mail icontwitter iconBlogspot iconrss icon

Sport 40: 2012

The Irishman

The Irishman

When my mother tells me about our European ancestors, it is with the same pride that she describes our tüpuna Mäori. Her pride in being Welsh and Irish is at least equal to that of being Ngäti Tüwharetoa or Te Äti Awa. Henry Eagar and Jackson Keenan were among the first ancestors she introduced me to. Eagar is from her mother’s whakapapa, Keenan from her father’s. She has photos of each, and speaks of them with a fondness I suspect most Päkehä families would retain only for family members they had known in their lifetime.

It should be said that in the robust Keenan line there are many family historians more knowledgeable than I. I can only touch on those elements of our original Irish ancestor’s story that correspond with the experiences of my other ancestral Päkehä Mäori. Jackson’s grandfather, William Henry Keenan (Te Puponga), was born in 1806 page 14 in Sydney, but was said to have been from County Cork, Ireland. He first landed in Taranaki in the 1820s, and was among the group of Päkehä, including Dicky Barrett and John Love, who assisted the local Ngämotu people when Ötaka Pä was attacked by Waikato tribes:

The siege was pressed with great vigour, and the pa would have fallen before the overwhelming number of the invaders, had it not been for the heroic stand made by the whalers. Time after time the enemy succeeded in gaining an entrance, but they were in every case driven out with loss . . .17

The whalers had taken their chances inside the palisaded pä, and emerged, with their hosts, victorious. Their fates were now linked. Although they won the battle at Otaka, Taranaki tribes still faced immense pressure from other tribes, and in 1832 began to migrate south. ‘Also in the migration were the people of Ngäti Mutunga . . . and Te Puponga (William Keenan) from New Plymouth . . .’18 During their journey, fighting broke out at Whanganui,

and in the feast that followed, Keenan inadvertently partook of some human flesh, greatly to his disgust. The natives were highly diverted at this mistake and Keenan came in for a great deal of ‘chaff’ over it . . .19

Mäori names and wives were bestowed on most of the original group of Päkehä at Ngämotu. Tribal protection was returned to them for the efforts they had expended to protect the tribe. Keenan had the good fortune to earn the hand of Katarina Hikimapu Takuna (Catherine). Both the Keenans and the Heberleys married the Mäori way, had several children, then obtained Christian marriages and page 15 christenings for their children when a Minister passed through the area.
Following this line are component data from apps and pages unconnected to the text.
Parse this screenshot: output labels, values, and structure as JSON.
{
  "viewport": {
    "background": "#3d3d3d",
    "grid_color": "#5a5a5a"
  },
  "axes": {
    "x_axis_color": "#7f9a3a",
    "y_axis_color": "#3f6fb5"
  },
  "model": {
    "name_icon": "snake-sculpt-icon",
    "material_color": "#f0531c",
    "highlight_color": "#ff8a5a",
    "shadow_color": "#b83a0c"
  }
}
Both settled in Queen Charlotte Sound, and, in the late 1850s, saw their families linked through marriage.

The families were, of course, also linked by whaling, and by their presence in the area prior to active colonisation. Keenan’s 1880 obituary is effusive and revealing of the time:

Another of the links has been destroyed, and the chain that binds the present with the past is becoming gradually weaker . . . With the gift of a fluent tongue and retentive memory what tales he could have told about the manners and customs of olden times, before the advent of any but European adventurers in the colony; when the early comers were more Mäorised than the Natives themselves, and might, not right, ruled this fair land. . .

Few residents in this part but can call to mind the tall upright figure that was conspicuous, especially on regatta days, his curt sentences, as if he was afraid to use two words when one would answer the purpose, and his curiosity in inquiring into the use and meaning of anything new or strange. . .20

It must have been this combination of irrepressible curiosity and reserve that allowed Keenan to succeed in his new home. I can imagine his horror at the scene in Whanganui, his desire to fit in with his hosts almost undermining his European sensibilities. But there must have been immense, sinewy toughness too. Both Keenan and Heberley lived long lives, despite, or perhaps because of, the challenges faced. Although I don’t know about the first Keenan’s appearance, his son William Henry (Pire) was said to have had red hair, twenty children, and been ‘dogged by misfortune’.21 These were men who lived by the fortunes the sea bestowed on them, and the fortunes bestowed on them by the tribes they married into. It is difficult to tell whether the red hair or the many children contributed to William Jnr’s misfortune, though it is known that his second wife Piki Love saved him from drowning when all others had failed. Perhaps he was lucky after all, in marriage.